Carbon capture poised to become part of CEFC mandate

The Australian government argues its clean energy financier’s support to the technologies would complement other renewables investments in the country.

The Australian government has proposed to allow the Clean Energy Finance Corporation, the country’s clean energy financier, to invest in carbon capture and storage (CCS) technologies.

The current legislative ban on CCS investments will be removed in a bid to bolster accethe Environment and Energy.
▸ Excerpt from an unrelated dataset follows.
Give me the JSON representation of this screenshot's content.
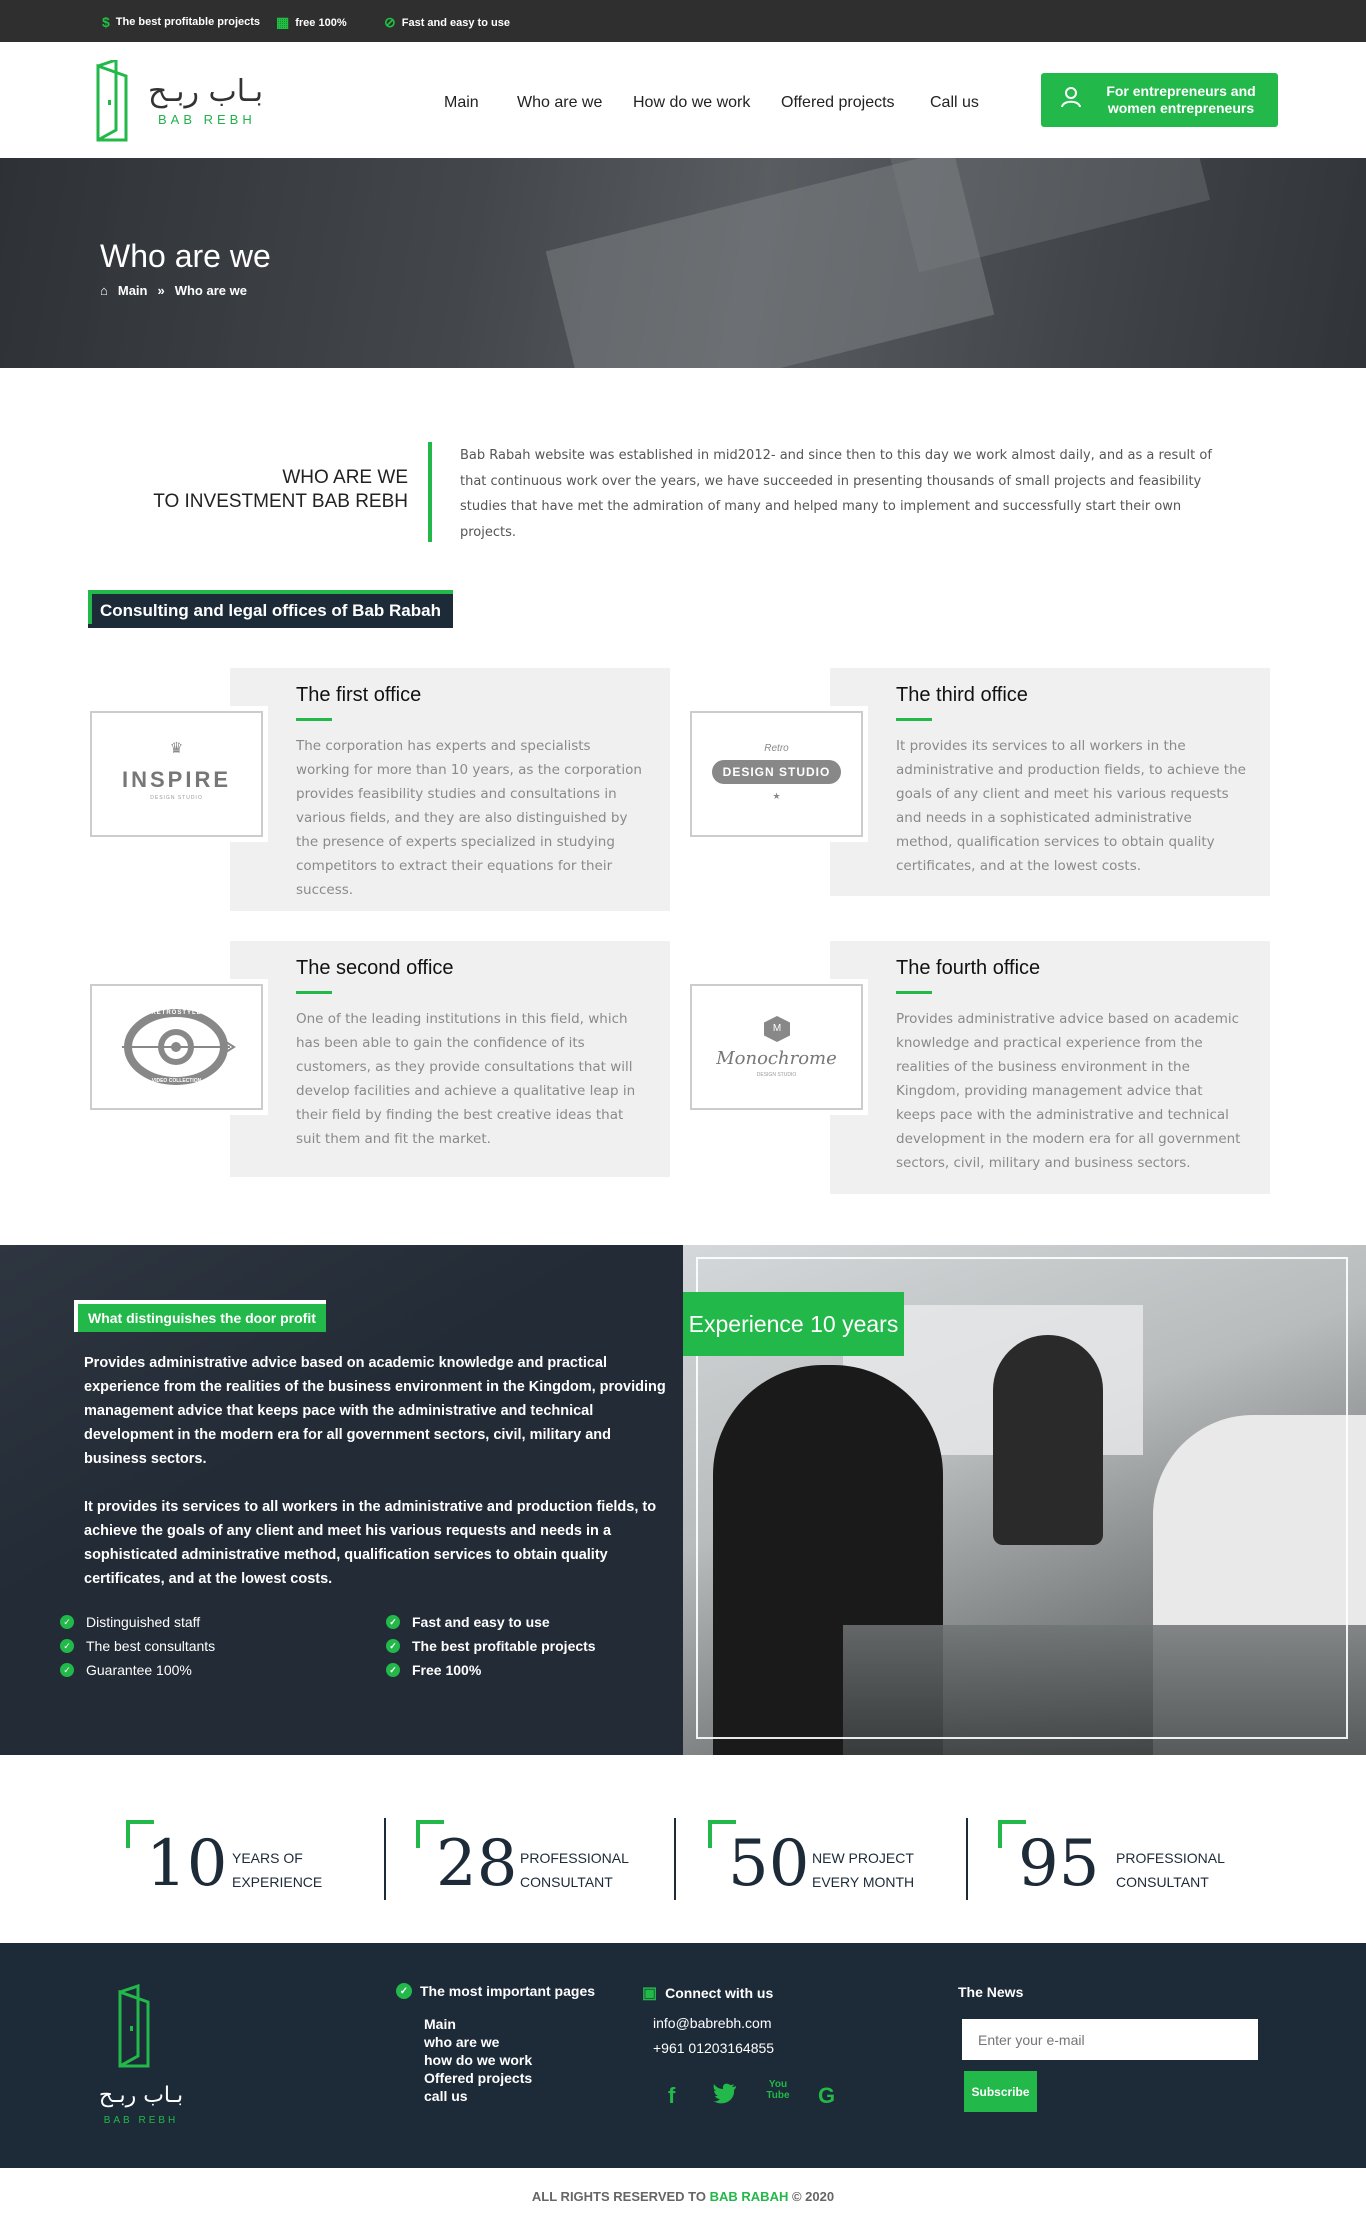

Frydenberg pointed out that CCS technologies have been billed by the Intergovernmental Panel on Climate Change and the International Energy Agency as critical to meeting emission reduction targets. The technologies are expected to have applications in both the power and industrial sectors, where they could help capture as much as 90 percent of the carbon dioxide emitted during production. 

The Turnbull government expects allowing the CEFC to invest in CCS technologies will “complement other low-emissions investment by the federal government, including more than A$3 billion [$2.21 billion; €1.97 billion] worth of wind, solar and storage projects.”

Currently, most existing large-scale CCS projects are in the industrial sector, including in natural gas, fertiliser, hydrogen, iron and steel production, the CEFC said. There are 17 large-scale operating commercial facilities deployed with CCS technology globally, storing around 30 million tons of carbon dioxide every year. 

The Gorgon LNG project in Western Australia will soon become one of the world’s largest CCS projects when it begins sequestering up to 4 million tons of carbon dioxide annually in the coming year, said Frydenberg. The CEFC added that there are several industrial pilot CCS projects either in operation or at the planning stage in Australia. 

The CEFC declined to comment on potential CSS investments while the proposed amendment is being considered by the Australian Parliament. It said it has always complied with the CEFC Act, and will continue to do so. 

Under the current act, the CEFC can back renewable energy, energy efficiency and low-emissions technologies but investments in CCS technologies are prohibited. To date, it has deployed more than A$3.3 billion into clean energy assets, with a total project value of A$8.3 billion. 

“The CEFC receives a steady flow of potential projects relating to a diverse range of clean energy technologies. We are in a continuous process of receiving and reviewing new project proposals and investing in eligible commercial projects,” said the financier.